Which lines in the data contain the word "background"? Please copy each of them.

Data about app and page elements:
________________

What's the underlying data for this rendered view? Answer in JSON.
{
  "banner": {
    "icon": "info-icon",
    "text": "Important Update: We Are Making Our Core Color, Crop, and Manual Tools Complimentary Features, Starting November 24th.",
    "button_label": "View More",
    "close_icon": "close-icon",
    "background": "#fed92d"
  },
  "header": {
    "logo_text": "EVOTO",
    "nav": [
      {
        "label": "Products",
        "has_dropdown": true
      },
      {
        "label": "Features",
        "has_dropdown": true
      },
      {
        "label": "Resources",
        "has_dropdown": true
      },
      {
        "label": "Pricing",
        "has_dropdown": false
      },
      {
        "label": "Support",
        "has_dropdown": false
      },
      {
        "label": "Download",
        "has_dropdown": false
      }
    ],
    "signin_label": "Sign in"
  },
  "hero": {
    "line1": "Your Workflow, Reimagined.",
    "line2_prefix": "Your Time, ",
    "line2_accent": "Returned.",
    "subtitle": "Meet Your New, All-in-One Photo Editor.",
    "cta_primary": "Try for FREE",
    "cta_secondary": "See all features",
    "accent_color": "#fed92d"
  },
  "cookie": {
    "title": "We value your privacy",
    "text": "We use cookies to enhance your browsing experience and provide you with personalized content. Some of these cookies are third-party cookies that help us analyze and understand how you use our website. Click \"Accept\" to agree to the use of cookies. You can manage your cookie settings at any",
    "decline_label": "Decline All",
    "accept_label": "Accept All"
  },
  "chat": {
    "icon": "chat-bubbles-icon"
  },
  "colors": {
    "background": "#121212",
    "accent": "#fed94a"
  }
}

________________

:: Answer ::
    "background": "#fed92d"
    "background": "#121212",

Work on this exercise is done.